The Arizona Public Service Co. could decommission three generating units at the coal-fired Four Corners Power Plant near Farmington by the end of the year – a measure expected to improve air quality throughout the region.
The closure of the units – the oldest at the plant – is contingent on the company completing a new coal contract with Navajo Mine located on the Navajo Nation Indian Reservation, which supplies the plant.
Closing the three units would reduce nitrogen-oxide emissions by 36 percent, mercury by 61 percent, particulates by 43 percent, carbon monoxide by 30 percent and sulfur dioxide by 24 percent, according to news release from Arizona Public Service Co.
The power plant employs 549 workers, 74 percent of whom are Navajo Nation tribal members. The company said there will be no layoffs, but the closure could have a substantial economic impact on the tribe.
The closure is at minimum a year sooner than Navajo Nation officials were anticipating. That forced the tribe to reduce its revenue projections for 2013 by $10 million, said Erny Zah, spokesman for the Office of the President of the Navajo Nation.
“It’s going to be a challenging time for Navajo Nation when it comes to the closure of those three units,” Zah said. “It’s going to affect the taxes and revenue we get from the plant itself, and secondly going to affect revenue from the coal mine.”
The plant will require personnel through the decommissioning, but it has not determined how many employees will be needed after the process is complete, said APS spokesman Damon Gross.
The company plans to attain that number through normal attrition, he said.
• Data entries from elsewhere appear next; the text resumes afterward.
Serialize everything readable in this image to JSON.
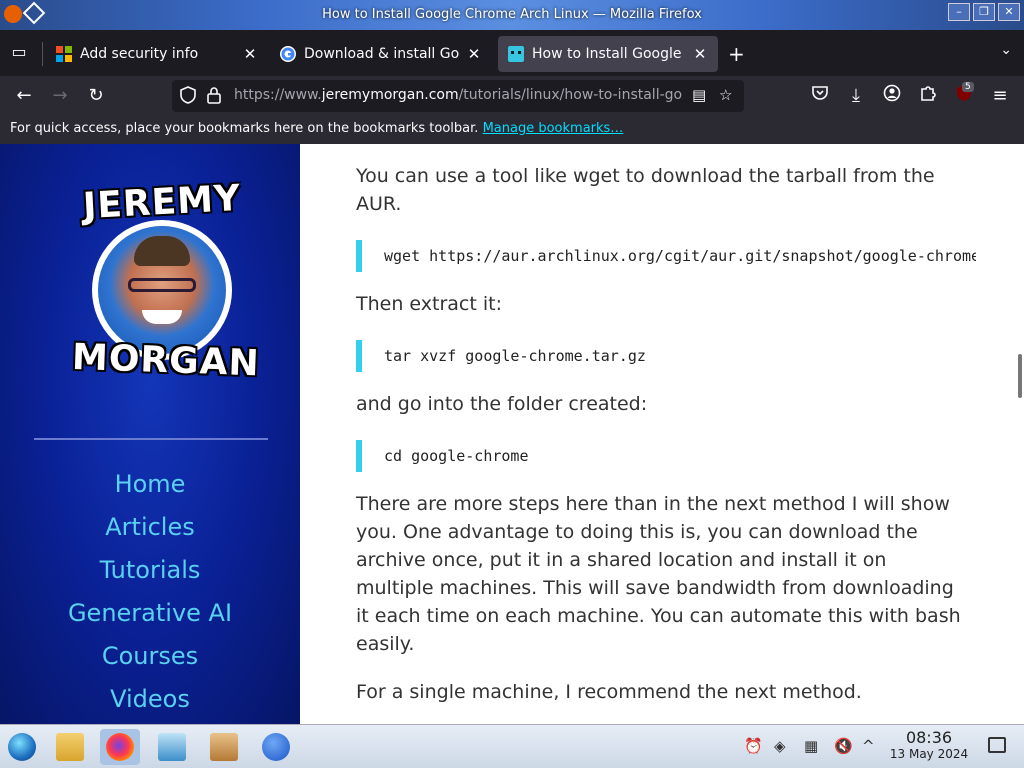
{
  "window": {
    "title": "How to Install Google Chrome Arch Linux — Mozilla Firefox"
  },
  "tabs": [
    {
      "label": "Add security info",
      "icon": "microsoft-icon"
    },
    {
      "label": "Download & install Goog",
      "icon": "google-icon"
    },
    {
      "label": "How to Install Google Ch",
      "icon": "jeremymorgan-favicon"
    }
  ],
  "nav": {
    "url_prefix": "https://www.",
    "url_domain": "jeremymorgan.com",
    "url_path": "/tutorials/linux/how-to-install-go",
    "extensions_badge": "5"
  },
  "bookmarks": {
    "message": "For quick access, place your bookmarks here on the bookmarks toolbar.",
    "link": "Manage bookmarks…"
  },
  "sidebar": {
    "logo_top": "JEREMY",
    "logo_bottom": "MORGAN",
    "menu": [
      "Home",
      "Articles",
      "Tutorials",
      "Generative AI",
      "Courses",
      "Videos"
    ]
  },
  "article": {
    "p1": "You can use a tool like wget to download the tarball from the AUR.",
    "code1": "wget https://aur.archlinux.org/cgit/aur.git/snapshot/google-chrome.tar.gz",
    "p2": "Then extract it:",
    "code2": "tar xvzf google-chrome.tar.gz",
    "p3": "and go into the folder created:",
    "code3": "cd google-chrome",
    "p4": "There are more steps here than in the next method I will show you. One advantage to doing this is, you can download the archive once, put it in a shared location and install it on multiple machines. This will save bandwidth from downloading it each time on each machine. You can automate this with bash easily.",
    "p5": "For a single machine, I recommend the next method."
  },
  "taskbar": {
    "time": "08:36",
    "date": "13 May 2024"
  }
}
Several employees are either at or approaching retirement eligibility, and there are other employment opportunities in the company.
“These are important jobs in the community, and we want to do all we can to preserve that source of employment,” he said.
Arizona Public Service would need to install selective catalytic-reduction equipment at the three units to meet recent Environmental Protection Agency requirements. The upgrade would cost more than $568 million, Gross said.
Instead of upgrading the three units, the company is purchasing Southern California Edison’s 48 percent ownership in Units 4 and 5 at the plant for $249 million.
APS currently owns 15 percent of the two units. Other owners include Public Service of New Mexico, Salt River Project, El Paso Electric and Tucson Electric Power.
California state law requires Southern California Edison to ends its participation in the plant by 2016.
“The better course of action would be to purchase new, cleaner and more efficient units,” Gross said.
Environmental advocates say they are not sure what the environmental impact of Units 4 and 5 will be.
The Office of Surface Mining Reclamation and Enforcement is currently working on an Environmental Impact Statement of the two units and Navajo Mine, said Mike Eisenfeld, the New Mexico energy coordinator for the San Juan Citizen Alliance.
“We think that (the statement) is going to raise a lot of questions,” Eisenfeld said. “That’s what we’re looking for in the impact statement. What will happen with the facility, the indirect and direct impact and what the past impacts have been.”
The power plant’s capacity would be reduced by 560 megawatts, from 2,100 to 1,540 megawatts. But Gross said acquiring additional ownership of the Units 4 and 5 is a net gain for APS customers.